Wild weather causes flooding, hail on Colorado Springs streets
Wild weather roared through Colorado Springs Monday afternoon, quickly causing streets to flood and keeping emergency personnel busy.
Several drivers were caught in the rapidly rising water. Just east of downtown on Pikes Peak Avenue, four people inside one car, including a toddler, had to be rescued after the vehicle got stuck in fast-moving water.
"I saw that it only came up to the middle of the hubcap there, so probably up to my knees," said Sgt. Erick Frederic with the Colorado Springs Police Department, who pulled the victims from the car.
No one was hurt in the incident, but were all left pretty shaken up.
"That's always a scary thing because if there becomes more water then the car could be pushed over," Frederic said. "So it's a matter of yes, stay in there until the car stops moving, but you don't want to get stuck in a moving car either."
Plenty of others were left stranded after water came rushing down streets.
“It’s kind of scary, cause you don’t know what might happen," said Susan Kellman.
Near Bijou and Logan, a snowplow that was trying to move nearly 2 feet of hail off the street ended up having to be towed.
Zach Smith faced another obstacle. His car was picked up by moving water and floated down the street.
"I was at work and my neighbor gave me a call and said, 'Hey, your car’s in the middle of the road; you should probably come move it,'" he told 11 News.
When Smith got home, he found the car sitting sideways, literally in the middle of the street.
“It’s pretty crazy. I’ve seen some pretty heavy rains, but not one to float a parked car like that.”
Another problem spot was off Platte Avenue near Tia Juana. A car got stuck near Fargo's Pizza after water quickly overtook the roadway.
Other areas of Platte, just east of Union, were underwater after storm drains got clogged by the amount of water running down the street.
"It's mayhem. You never know what you're going to get in Colorado. First we have hail, then we get some flooding," said Phillip Groskinsky.
Homeowners near Platte and Wahsatch in Colorado Springs say a dog was killed when fast-moving water got into their garage.
The Pikes Peak Red Cross went to more than 60 homes on Monday. Although not all were damaged, some were left unlivable.
Tim and Debbie Hertzog had their fence destroyed by rushing water, their backyard deck lifted up, and thousands of dollars worth of damage to the inside their home.
Debbie said she came home in the middle of the storm and got trapped in her garage.
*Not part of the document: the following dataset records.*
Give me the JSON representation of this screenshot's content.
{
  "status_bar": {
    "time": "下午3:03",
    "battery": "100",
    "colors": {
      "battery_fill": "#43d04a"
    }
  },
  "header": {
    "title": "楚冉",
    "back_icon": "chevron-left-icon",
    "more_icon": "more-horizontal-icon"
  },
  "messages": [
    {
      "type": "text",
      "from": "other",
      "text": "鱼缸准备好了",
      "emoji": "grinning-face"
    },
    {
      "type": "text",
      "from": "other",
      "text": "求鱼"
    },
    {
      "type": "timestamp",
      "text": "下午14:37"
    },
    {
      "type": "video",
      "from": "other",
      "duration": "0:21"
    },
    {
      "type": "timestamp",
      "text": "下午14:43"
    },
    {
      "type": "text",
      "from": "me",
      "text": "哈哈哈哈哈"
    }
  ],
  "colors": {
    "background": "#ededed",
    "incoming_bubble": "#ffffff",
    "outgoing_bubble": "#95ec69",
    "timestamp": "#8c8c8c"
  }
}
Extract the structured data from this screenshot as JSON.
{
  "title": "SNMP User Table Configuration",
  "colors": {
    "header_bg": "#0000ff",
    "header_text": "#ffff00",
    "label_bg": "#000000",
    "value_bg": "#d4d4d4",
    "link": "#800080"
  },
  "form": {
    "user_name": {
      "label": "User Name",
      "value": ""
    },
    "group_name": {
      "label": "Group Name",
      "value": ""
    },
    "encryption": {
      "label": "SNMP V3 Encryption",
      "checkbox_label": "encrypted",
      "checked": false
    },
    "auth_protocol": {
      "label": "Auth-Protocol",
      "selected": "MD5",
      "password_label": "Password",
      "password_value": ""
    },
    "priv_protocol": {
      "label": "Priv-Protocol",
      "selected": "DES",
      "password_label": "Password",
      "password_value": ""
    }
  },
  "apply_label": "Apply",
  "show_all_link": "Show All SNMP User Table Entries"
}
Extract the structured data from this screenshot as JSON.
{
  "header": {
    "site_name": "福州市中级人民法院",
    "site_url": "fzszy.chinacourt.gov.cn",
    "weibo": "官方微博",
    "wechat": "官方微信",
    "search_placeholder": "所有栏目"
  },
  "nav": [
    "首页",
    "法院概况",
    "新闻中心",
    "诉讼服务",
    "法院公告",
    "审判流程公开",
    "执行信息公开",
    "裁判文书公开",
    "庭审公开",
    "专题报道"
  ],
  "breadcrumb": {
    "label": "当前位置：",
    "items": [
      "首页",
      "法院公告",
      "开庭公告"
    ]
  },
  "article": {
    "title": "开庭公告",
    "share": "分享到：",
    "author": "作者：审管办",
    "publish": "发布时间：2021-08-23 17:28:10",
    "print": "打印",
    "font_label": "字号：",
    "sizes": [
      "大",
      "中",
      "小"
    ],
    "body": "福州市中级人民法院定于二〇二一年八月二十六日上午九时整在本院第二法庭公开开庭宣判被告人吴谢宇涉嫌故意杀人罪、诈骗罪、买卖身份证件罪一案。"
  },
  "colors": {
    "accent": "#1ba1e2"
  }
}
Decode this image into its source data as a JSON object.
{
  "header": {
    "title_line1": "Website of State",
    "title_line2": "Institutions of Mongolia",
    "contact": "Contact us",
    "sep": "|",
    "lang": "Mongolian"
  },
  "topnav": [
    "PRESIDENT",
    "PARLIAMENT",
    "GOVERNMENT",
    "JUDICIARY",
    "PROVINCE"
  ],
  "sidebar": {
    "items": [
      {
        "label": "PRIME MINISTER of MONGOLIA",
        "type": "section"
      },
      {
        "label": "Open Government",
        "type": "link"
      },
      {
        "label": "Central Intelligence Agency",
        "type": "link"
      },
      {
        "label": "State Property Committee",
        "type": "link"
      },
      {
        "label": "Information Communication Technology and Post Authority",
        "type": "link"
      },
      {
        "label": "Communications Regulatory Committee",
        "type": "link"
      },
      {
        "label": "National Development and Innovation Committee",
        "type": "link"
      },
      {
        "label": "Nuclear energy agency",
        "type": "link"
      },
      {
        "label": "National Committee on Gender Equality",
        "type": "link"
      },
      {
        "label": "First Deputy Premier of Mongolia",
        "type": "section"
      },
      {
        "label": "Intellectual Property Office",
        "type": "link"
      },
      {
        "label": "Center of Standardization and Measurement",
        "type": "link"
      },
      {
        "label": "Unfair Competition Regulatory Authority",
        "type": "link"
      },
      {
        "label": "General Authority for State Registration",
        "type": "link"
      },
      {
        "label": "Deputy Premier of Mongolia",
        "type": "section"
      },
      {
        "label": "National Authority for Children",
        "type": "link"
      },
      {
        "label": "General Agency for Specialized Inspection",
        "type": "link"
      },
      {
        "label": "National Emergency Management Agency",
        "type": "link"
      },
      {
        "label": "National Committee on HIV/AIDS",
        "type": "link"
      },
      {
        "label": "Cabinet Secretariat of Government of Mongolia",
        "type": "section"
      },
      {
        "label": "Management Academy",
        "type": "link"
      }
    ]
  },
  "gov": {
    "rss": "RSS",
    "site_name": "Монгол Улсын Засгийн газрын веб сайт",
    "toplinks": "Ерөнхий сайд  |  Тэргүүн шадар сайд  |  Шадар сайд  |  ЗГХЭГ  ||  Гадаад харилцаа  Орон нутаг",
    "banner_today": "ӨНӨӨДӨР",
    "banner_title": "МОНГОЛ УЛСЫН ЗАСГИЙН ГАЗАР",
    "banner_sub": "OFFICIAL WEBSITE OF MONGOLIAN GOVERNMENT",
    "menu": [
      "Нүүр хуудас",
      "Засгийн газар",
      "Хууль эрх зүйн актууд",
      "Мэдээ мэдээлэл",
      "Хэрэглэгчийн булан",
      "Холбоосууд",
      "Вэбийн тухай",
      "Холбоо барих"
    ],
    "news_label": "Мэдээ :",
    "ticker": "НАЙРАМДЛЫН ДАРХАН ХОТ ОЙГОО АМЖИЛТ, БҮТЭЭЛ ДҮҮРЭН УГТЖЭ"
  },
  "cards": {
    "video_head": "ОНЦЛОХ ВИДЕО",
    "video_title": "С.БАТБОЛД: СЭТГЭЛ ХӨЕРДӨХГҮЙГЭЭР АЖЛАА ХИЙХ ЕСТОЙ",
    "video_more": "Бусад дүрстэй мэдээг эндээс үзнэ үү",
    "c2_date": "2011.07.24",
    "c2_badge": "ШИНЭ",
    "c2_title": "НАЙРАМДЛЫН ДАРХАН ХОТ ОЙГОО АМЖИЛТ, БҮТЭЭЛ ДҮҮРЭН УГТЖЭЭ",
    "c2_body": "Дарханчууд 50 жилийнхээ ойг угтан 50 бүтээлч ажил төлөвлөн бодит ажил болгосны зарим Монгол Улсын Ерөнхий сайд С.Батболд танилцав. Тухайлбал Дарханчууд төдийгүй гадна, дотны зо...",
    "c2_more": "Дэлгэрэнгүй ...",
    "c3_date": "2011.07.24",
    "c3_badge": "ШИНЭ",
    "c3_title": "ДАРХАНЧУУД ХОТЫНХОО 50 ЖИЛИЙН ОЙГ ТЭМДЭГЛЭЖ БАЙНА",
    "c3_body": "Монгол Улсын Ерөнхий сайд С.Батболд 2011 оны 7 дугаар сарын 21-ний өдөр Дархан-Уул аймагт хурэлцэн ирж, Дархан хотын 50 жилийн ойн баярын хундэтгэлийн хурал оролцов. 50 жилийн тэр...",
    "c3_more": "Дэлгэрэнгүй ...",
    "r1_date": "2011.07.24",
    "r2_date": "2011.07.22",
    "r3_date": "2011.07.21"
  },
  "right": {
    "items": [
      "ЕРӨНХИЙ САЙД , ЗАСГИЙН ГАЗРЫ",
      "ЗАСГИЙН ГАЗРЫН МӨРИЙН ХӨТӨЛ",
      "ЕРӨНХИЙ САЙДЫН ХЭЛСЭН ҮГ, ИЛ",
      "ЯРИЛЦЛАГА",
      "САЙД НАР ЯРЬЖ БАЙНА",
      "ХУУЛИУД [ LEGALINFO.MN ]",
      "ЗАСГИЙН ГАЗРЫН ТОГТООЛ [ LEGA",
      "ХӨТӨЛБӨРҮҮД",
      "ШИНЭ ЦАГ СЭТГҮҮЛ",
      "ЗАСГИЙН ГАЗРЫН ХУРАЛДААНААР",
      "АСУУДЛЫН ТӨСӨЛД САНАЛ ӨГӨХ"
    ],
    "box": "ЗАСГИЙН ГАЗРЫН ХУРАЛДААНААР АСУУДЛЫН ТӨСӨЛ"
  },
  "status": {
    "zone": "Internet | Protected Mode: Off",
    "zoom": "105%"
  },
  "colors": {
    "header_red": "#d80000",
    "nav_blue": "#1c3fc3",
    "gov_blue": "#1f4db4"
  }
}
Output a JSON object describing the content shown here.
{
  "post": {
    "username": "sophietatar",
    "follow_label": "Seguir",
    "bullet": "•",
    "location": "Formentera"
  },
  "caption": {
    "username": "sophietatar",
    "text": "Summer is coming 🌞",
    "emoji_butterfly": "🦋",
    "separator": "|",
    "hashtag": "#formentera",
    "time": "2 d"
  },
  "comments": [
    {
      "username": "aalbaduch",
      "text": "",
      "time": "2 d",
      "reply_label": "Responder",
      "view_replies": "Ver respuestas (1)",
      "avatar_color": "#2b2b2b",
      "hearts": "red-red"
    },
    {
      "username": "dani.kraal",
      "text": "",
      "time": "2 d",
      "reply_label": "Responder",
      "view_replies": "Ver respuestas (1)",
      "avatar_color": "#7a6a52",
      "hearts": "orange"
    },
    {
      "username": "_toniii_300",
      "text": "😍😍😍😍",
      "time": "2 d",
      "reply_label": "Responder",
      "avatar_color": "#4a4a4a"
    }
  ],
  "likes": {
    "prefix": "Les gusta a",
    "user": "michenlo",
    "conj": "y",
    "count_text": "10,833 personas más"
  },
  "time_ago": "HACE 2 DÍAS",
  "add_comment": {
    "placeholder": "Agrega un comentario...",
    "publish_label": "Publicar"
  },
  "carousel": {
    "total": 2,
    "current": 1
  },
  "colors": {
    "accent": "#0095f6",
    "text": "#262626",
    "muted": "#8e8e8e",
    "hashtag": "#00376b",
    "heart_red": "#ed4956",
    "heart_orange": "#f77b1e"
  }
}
"I just saw sheets of rain coming down, so I rushed home. ... As soon as I pulled into the garage, the river coming down the alley came into the garage with me," Debbie recalled. "I couldn't open the door without it coming in. So I called 911...they told me to stay sheltered in place in my car, unless [the water] came in the car.
"It did come to about a quarter of an inch, to the bottom of my car, while I was sitting in there. And I was probably in there an hour and a half, or maybe close to that, and I had no idea what was going on with my house. ... I couldn't get out either door without an onslaught of water. There was so much water."
Tim described the outside as chaos.
"She called me, so I came home and I was trying to get her out of the garage, but the water was almost 18 inches over the garage door, couldn't get the garage door open, so we just had to wait for the waters to subside.
"We weren't sure how bad it was going to get; if it was going to get worse."
Near Palmer Park and Union, one family said they worry about flooding -- like what happened Monday -- any time it rains.
"It's not something to mess with," said Jessica Staten. "If you can't see the road, don't go through it, plain and simple."
Staten snapped video of a car and truck stuck in high water at Mount Vernon Street and Tweed Street. Firefighters were eventually able to help both out.
"This intersection is prone to getting flooded pretty bad," Staten said. "It was already up to the wall of my neighbor, the wall where his fencing is, so there's no way you would have been able to clear it with a car. The minute he [one of the drivers] hit the dip, he was gone. He was done."
It was a similar scene near Fountain and Circle. Kellman saw others get trapped trying to plow through standing water. She decided not to chance it.
"It's scary because you don't know what might happen. I mean, there's lots of accidents, too," Kellman said.
"I just pulled over and waited for it to stop."